__Work order__
From the entries that follow, copy every line with the word "label".

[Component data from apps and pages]
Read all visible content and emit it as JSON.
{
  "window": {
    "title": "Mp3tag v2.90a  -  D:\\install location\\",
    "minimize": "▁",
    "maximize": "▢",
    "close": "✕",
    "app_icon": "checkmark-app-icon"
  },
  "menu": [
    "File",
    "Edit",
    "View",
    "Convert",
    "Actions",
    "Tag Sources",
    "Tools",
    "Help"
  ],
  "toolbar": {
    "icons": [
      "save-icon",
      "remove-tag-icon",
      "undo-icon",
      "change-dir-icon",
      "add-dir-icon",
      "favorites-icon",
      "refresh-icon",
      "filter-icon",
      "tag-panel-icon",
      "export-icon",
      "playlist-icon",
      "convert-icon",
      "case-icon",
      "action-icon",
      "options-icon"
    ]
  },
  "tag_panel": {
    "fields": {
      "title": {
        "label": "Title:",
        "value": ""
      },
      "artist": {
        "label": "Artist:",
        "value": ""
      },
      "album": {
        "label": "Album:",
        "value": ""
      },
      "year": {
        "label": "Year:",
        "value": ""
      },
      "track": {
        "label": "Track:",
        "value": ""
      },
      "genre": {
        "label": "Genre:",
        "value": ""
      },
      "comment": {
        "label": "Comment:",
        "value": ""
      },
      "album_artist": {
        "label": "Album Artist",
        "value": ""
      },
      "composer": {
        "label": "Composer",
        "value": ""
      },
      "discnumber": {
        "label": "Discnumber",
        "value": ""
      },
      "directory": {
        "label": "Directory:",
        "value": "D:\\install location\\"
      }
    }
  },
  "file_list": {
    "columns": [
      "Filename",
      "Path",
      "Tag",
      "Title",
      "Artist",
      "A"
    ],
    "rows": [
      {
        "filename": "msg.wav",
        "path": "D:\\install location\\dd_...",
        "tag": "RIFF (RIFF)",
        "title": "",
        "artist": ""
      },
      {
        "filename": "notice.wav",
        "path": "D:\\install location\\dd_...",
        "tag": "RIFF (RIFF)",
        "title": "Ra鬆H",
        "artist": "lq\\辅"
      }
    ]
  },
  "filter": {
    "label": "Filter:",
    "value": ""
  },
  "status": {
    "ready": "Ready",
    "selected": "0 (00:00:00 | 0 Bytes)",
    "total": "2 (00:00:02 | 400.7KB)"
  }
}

__Expected answer__
        "label": "Title:",
        "label": "Artist:",
        "label": "Album:",
        "label": "Year:",
        "label": "Track:",
        "label": "Genre:",
        "label": "Comment:",
        "label": "Album Artist",
        "label": "Composer",
        "label": "Discnumber",
        "label": "Directory:",
    "label": "Filter:",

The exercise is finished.